The countries of the South American Common Market (MERCOSUR) and the European Union agreed to resume the stalled negotiations on a free trade trade agreement at the Mercosur summit in Uruguay.
“We (the EU and MERCOSUR) agreed to resume next year negotiations on a trade agreement at the level of economic ministers, which are now almost interrupted due to a divergence of parties,” Joaquin Almunia, EU Commissioner for Economic and Financial Affairs, said at a press conference (Joaquin Almunia).
“We have serious disagreements, but I’m sure that we can overcome them,” he added.
Mercosur unites 250 million people and more than 75% of the total GDP of the Latin American continent. It includes Argentina, Brazil, Paraguay, Uruguay and Venezuela, and as associate members – Chile, Bolivia, Colombia, Ecuador and Peru.

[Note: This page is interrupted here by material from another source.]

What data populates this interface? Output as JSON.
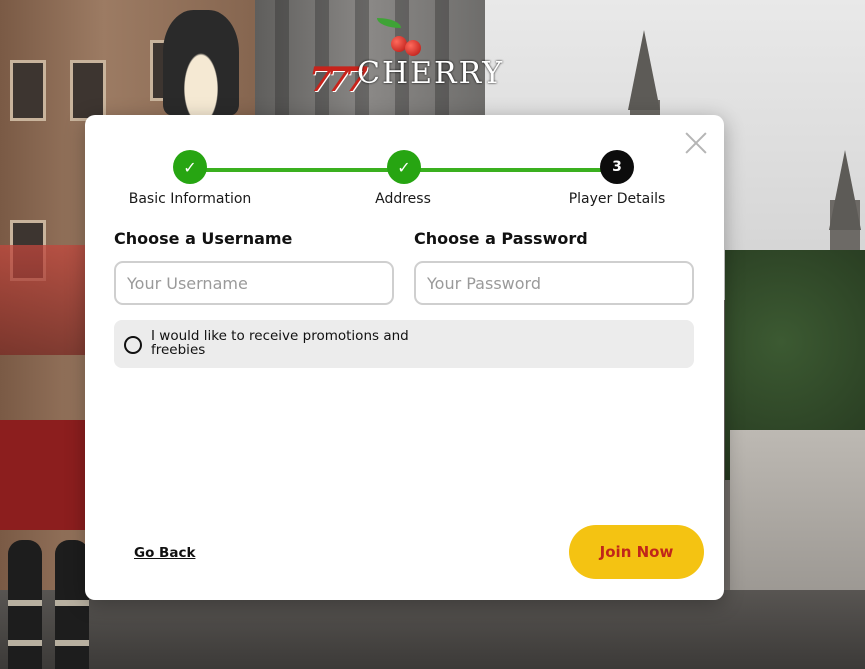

Over the past few years, the countries of the South American common market have put forward the abolition of subsidies to European agricultural producers as the main condition for concluding a free trade agreement with the EU. This will, in their opinion, facilitate the access of agricultural products from South America to the European market.

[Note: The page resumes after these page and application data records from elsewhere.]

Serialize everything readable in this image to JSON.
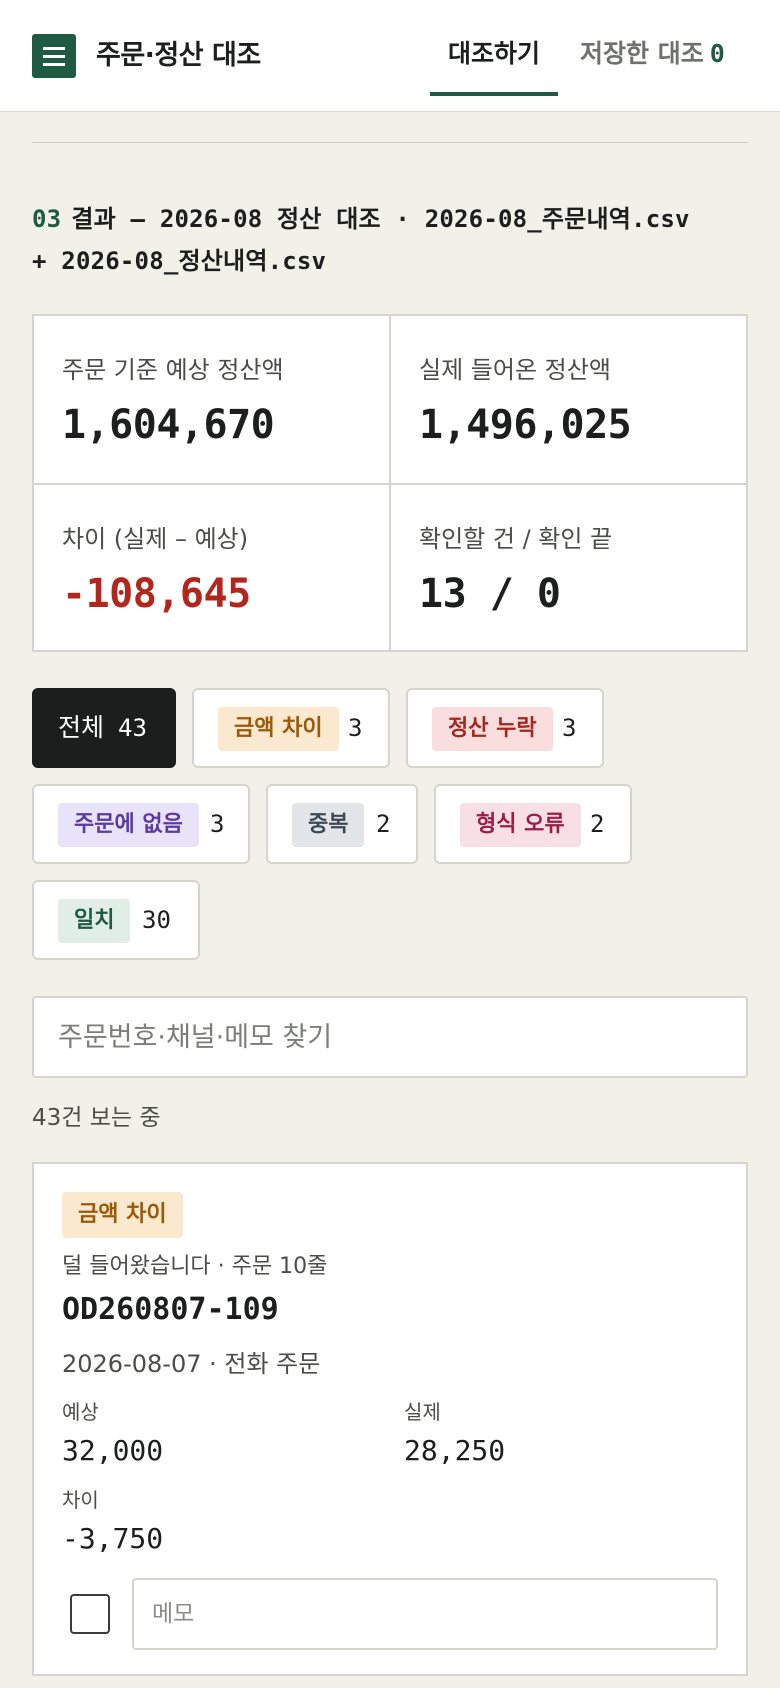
{
  "header": {
    "title": "주문·정산 대조",
    "tab_compare": "대조하기",
    "tab_saved": "저장한 대조",
    "saved_count": "0"
  },
  "result": {
    "step": "03",
    "title_line1": "결과 — 2026-08 정산 대조 · 2026-08_주문내역.csv",
    "title_line2": "+ 2026-08_정산내역.csv"
  },
  "stats": {
    "expected_label": "주문 기준 예상 정산액",
    "expected_value": "1,604,670",
    "actual_label": "실제 들어온 정산액",
    "actual_value": "1,496,025",
    "diff_label": "차이 (실제 – 예상)",
    "diff_value": "-108,645",
    "check_label": "확인할 건 / 확인 끝",
    "check_value": "13 / 0"
  },
  "filters": {
    "all_label": "전체",
    "all_count": "43",
    "amount_label": "금액 차이",
    "amount_count": "3",
    "missing_label": "정산 누락",
    "missing_count": "3",
    "noorder_label": "주문에 없음",
    "noorder_count": "3",
    "dup_label": "중복",
    "dup_count": "2",
    "format_label": "형식 오류",
    "format_count": "2",
    "match_label": "일치",
    "match_count": "30"
  },
  "search": {
    "placeholder": "주문번호·채널·메모 찾기"
  },
  "viewing_text": "43건 보는 중",
  "card": {
    "tag": "금액 차이",
    "desc": "덜 들어왔습니다 · 주문 10줄",
    "order_id": "OD260807-109",
    "meta": "2026-08-07 · 전화 주문",
    "expected_label": "예상",
    "expected_value": "32,000",
    "actual_label": "실제",
    "actual_value": "28,250",
    "diff_label": "차이",
    "diff_value": "-3,750",
    "memo_placeholder": "메모"
  }
}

The European Union, for its part, insists on providing them with equal conditions when implementing investment projects in the MERCOSUR countries, as well as the possibility of participating in the privatization of state-owned enterprises and the services market.
Joaquin Almunia called on MERCOSUR countries to pursue a “predictable, clear economic policy with clear guarantees and not change the rules of the game depending on the political situation.”

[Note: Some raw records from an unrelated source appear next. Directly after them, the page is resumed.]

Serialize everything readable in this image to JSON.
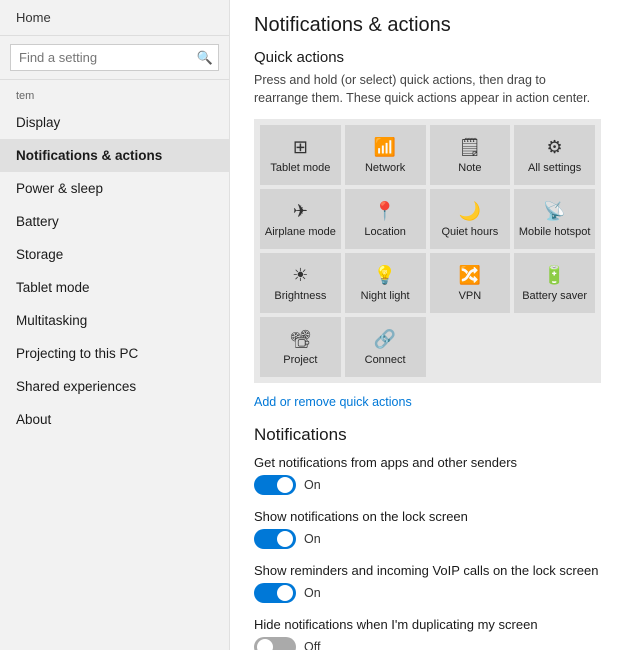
{
  "sidebar": {
    "home_label": "Home",
    "search_placeholder": "Find a setting",
    "section_label": "tem",
    "items": [
      {
        "id": "display",
        "label": "Display",
        "active": false
      },
      {
        "id": "notifications",
        "label": "Notifications & actions",
        "active": true
      },
      {
        "id": "power",
        "label": "Power & sleep",
        "active": false
      },
      {
        "id": "battery",
        "label": "Battery",
        "active": false
      },
      {
        "id": "storage",
        "label": "Storage",
        "active": false
      },
      {
        "id": "tablet",
        "label": "Tablet mode",
        "active": false
      },
      {
        "id": "multitasking",
        "label": "Multitasking",
        "active": false
      },
      {
        "id": "projecting",
        "label": "Projecting to this PC",
        "active": false
      },
      {
        "id": "shared",
        "label": "Shared experiences",
        "active": false
      },
      {
        "id": "about",
        "label": "About",
        "active": false
      }
    ]
  },
  "main": {
    "page_title": "Notifications & actions",
    "quick_actions": {
      "section_title": "Quick actions",
      "description": "Press and hold (or select) quick actions, then drag to rearrange them. These quick actions appear in action center.",
      "items": [
        {
          "icon": "⊞",
          "label": "Tablet mode"
        },
        {
          "icon": "📶",
          "label": "Network"
        },
        {
          "icon": "🗒",
          "label": "Note"
        },
        {
          "icon": "⚙",
          "label": "All settings"
        },
        {
          "icon": "✈",
          "label": "Airplane mode"
        },
        {
          "icon": "📍",
          "label": "Location"
        },
        {
          "icon": "🌙",
          "label": "Quiet hours"
        },
        {
          "icon": "📡",
          "label": "Mobile hotspot"
        },
        {
          "icon": "☀",
          "label": "Brightness"
        },
        {
          "icon": "💡",
          "label": "Night light"
        },
        {
          "icon": "🔀",
          "label": "VPN"
        },
        {
          "icon": "🔋",
          "label": "Battery saver"
        },
        {
          "icon": "📽",
          "label": "Project"
        },
        {
          "icon": "🔗",
          "label": "Connect"
        }
      ],
      "add_remove_label": "Add or remove quick actions"
    },
    "notifications": {
      "section_title": "Notifications",
      "rows": [
        {
          "id": "apps-notif",
          "label": "Get notifications from apps and other senders",
          "state": "on",
          "state_label": "On"
        },
        {
          "id": "lock-screen",
          "label": "Show notifications on the lock screen",
          "state": "on",
          "state_label": "On"
        },
        {
          "id": "voip",
          "label": "Show reminders and incoming VoIP calls on the lock screen",
          "state": "on",
          "state_label": "On"
        },
        {
          "id": "duplicate",
          "label": "Hide notifications when I'm duplicating my screen",
          "state": "off",
          "state_label": "Off"
        }
      ]
    }
  }
}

The European Union has allocated Mercosur 50 million euros, which are planned to be used as part of the integration processes of the two largest economic blocks in the world. In 2006, the trade between them amounted to 60 billion euros, of which 36 billion euros accounted for the export of Mercosur countries.
EU investments in the economies of the countries of the South American common market in 2005 amounted to over 3 billion euros.
Uruguayan Foreign Minister Reinaldo Gargano said signing an agreement on the allocation of 50 million euros is an important step towards signing a free trade agreement.